George and Ann Pullen were on their way to Washington on Friday for their first inauguration.
“I’ve always watched them on television,” George Pullen said. “After we did what we could to get Obama elected and sworn in again, I thought ‘let’s go.’”
“I think it will be very exciting to see it in person,” Ann Pullen said.
“We may have to stand out in the cold for a while but I’m definitely looking forward to it,” Ann Pullen said.
A journey that they say is a culmination of the work that both they and the Democratic Party did, the Pullens said they expect a party-like atmosphere during the ceremony Monday afternoon.
“I don’t anticipate anything other than a celebration,” George Pullen said. “The weather is supposed to be nice and we’ll get together with some of our democratic friends and cheer.”
Wendy Davis, who attended both inaugurations for former President Bill Clinton, is hoping her trip this time around will end up better than four years ago.
A Roman and member of the Democratic National Committee, Davis had some issues that kept her from getting through the ticket gates

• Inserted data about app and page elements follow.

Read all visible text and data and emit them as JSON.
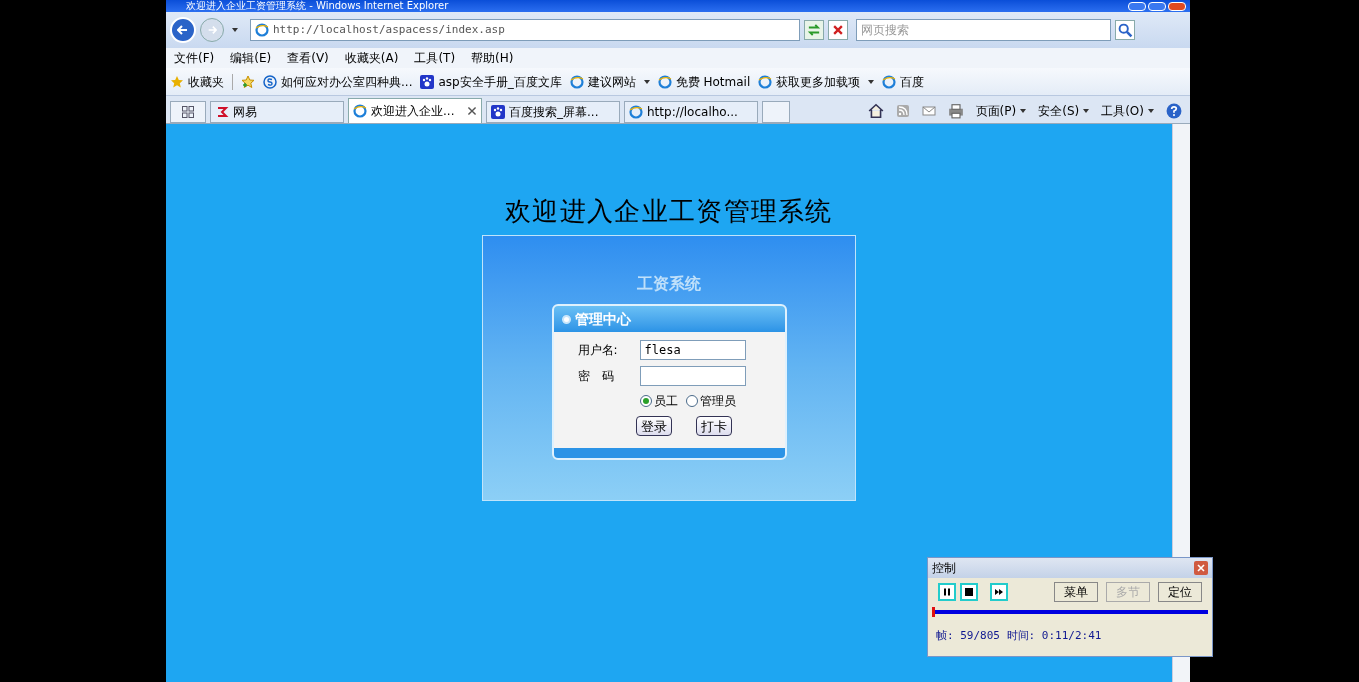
{
  "window": {
    "title": "欢迎进入企业工资管理系统 - Windows Internet Explorer"
  },
  "address_bar": {
    "url": "http://localhost/aspacess/index.asp"
  },
  "search": {
    "placeholder": "网页搜索"
  },
  "menu": [
    "文件(F)",
    "编辑(E)",
    "查看(V)",
    "收藏夹(A)",
    "工具(T)",
    "帮助(H)"
  ],
  "favorites_bar": {
    "label": "收藏夹",
    "items": [
      {
        "label": "如何应对办公室四种典...",
        "kind": "s",
        "dropdown": false
      },
      {
        "label": "asp安全手册_百度文库",
        "kind": "paw",
        "dropdown": false
      },
      {
        "label": "建议网站",
        "kind": "ie",
        "dropdown": true
      },
      {
        "label": "免费 Hotmail",
        "kind": "ie",
        "dropdown": false
      },
      {
        "label": "获取更多加载项",
        "kind": "ie",
        "dropdown": true
      },
      {
        "label": "百度",
        "kind": "ie",
        "dropdown": false
      }
    ]
  },
  "tabs": [
    {
      "label": "网易",
      "kind": "netease",
      "selected": false
    },
    {
      "label": "欢迎进入企业...",
      "kind": "ie",
      "selected": true
    },
    {
      "label": "百度搜索_屏幕...",
      "kind": "paw",
      "selected": false
    },
    {
      "label": "http://localho...",
      "kind": "ie",
      "selected": false
    }
  ],
  "command_bar": [
    "页面(P)",
    "安全(S)",
    "工具(O)"
  ],
  "page": {
    "heading": "欢迎进入企业工资管理系统",
    "banner": "工资系统",
    "panel_title": "管理中心",
    "fields": [
      {
        "label": "用户名:",
        "value": "flesa"
      },
      {
        "label": "密　码"
      }
    ],
    "roles": [
      {
        "label": "员工",
        "selected": true
      },
      {
        "label": "管理员",
        "selected": false
      }
    ],
    "buttons": [
      "登录",
      "打卡"
    ]
  },
  "player": {
    "title": "控制",
    "buttons": [
      {
        "label": "菜单",
        "disabled": false
      },
      {
        "label": "多节",
        "disabled": true
      },
      {
        "label": "定位",
        "disabled": false
      }
    ],
    "level": 0,
    "status": "帧: 59/805 时间: 0:11/2:41"
  }
}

before they were closed at Obama’s first inauguration.
“There was this street vendor I ran into as I was walking around and he had the ceremony playing on his car radio so a bunch of us gathered around and listened to the speech that way,” David said.
She said there would be a sense of enthusiasm among the people that were a part of the campaign to get Obama re-elected.
“But it’s bigger than that,” Davis said. “It’s a bigger part of our democracy and a real reason to celebrate.”
The trip and occasion means something extra to Bishop Norris K. Allen, of the Overcoming Church of God.
Allen left Friday night with a bus of 16 people, most of which were from local churches in Rome, after he attended the inauguration in 2009.
“It was very exciting to be there then and I think this year will be just as great,” Allen said.
While Obama will be sworn in officially on Sunday, the traditional date of the inauguration, the ceremony will take place on the federal holiday honoring slain civil rights leader the Rev. Martin Luther King Jr., who Allen knew.
“I believe it will be awesome,” Allen said. “I really do.”